First-time entrepreneurs who're out to raise their first or even subsequent rounds of funding don't always realise that they can (and should) do DD on their prospective investors, not just the other way around. Why don't they realise this?
The most obvious reason is the skewed balance of power. The entrepreneur wants money and the investor holds the purse strings. But is this really a skewed balance of power? It really depends on who the specific parties are. A strong entrepreneur who has a good investment opportunity to offer and several interested investors can certainly shift the balance back in his favour. (This has been most obvious in Silicon Valley in the recent past, where super-star entrepreneurs raise money at valuations unheard of in Asia.)
Another somewhat related reason for entrepreneurs' diffidence is the unwritten but widespread belief that investors are omniscient super-beings who are above question. That's one big reason why MBA grads, senior guys in operating roles, and even investment bankers clamour to move to investing roles. Nonsense. Just as there are good and crappy entrepreneurs, engineers, journalists and marketing professionals, there are good and crappy investors too.
Ok, so you're convinced. You know the value of doing your homework on your investors. What questions should you be thinking about?
- Ask the investor straight out: what is your vision for my company? There is no right answer to this question, but the answer will tell you a lot about how this investor thinks, what her aspirations are for making this investment, whether she prefers to let you run the show on your own or sees herself getting involved, and so on. Whatever the answer may be, you will get some insight into how you will engage with each other in future. You can then decide whether there is congruence with your own expectations.
- Do I enjoy engaging with the investor? Does this person provide supportive feedback that also challenges me? Does this person complement the skills I already have available within my company and board of direectors?
- Who is doing the work of evaluating my company? Has the work been delegated to a junior employee? Or even an external consultant?
- Who is the actual person going to be involved with my company after the investment?
- Is the investor an employee of her firm or a partner with some influence and stake in her firm's success? This is less about the person's title than the responsibility given to her and her willingness and ability to assume these responsibilities.

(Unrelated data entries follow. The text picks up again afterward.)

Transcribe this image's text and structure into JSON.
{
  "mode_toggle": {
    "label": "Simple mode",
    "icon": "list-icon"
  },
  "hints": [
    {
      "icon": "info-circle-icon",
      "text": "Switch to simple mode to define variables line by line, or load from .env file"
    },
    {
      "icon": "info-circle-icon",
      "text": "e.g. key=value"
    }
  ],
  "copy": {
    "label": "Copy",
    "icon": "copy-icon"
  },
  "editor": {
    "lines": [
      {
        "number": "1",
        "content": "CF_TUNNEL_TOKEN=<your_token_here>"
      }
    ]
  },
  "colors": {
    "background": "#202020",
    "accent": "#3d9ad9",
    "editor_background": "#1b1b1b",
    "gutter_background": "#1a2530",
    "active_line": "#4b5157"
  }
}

- What do others say about this investor? This is a broad question that can cover several areas such as personality, influence, level of involvement with portfolio companies, and so on. You have to be careful what you find out as your sample size of responses is likely to be small. Treat this as one input among many.
- Does this firm have an eat-what-you-kill philosophy with individual investment partners responsible for their own successful or failed investments? Or are you likely to be working with more than one investment partner equally incentivised to make your company successful?
- What are this firm's ongoing reporting requirements? Do you need to hire a finance person just to create investor reports?
- Does this firm have a track record of making follow-on investments? If it does, do follow-ons typically happen in successful companies or in troubled ones?
The one question you don't see above is whether this investor has experience making investments in your specific sector. This is partly because, at least in the tech world, industry cycles move very quickly, and a five-year old investment may have little relevance to you today. More important, what matters more from your perspective is whether the investor has done her homework on your industry, has overseen investments in at least a few start-ups before yours and has evaluated at least several hundred firms in total. You're the expert in your industry sector, not your investor. The investor only (only!) needs to be good at helping you with the overall company-building process and everything that entails.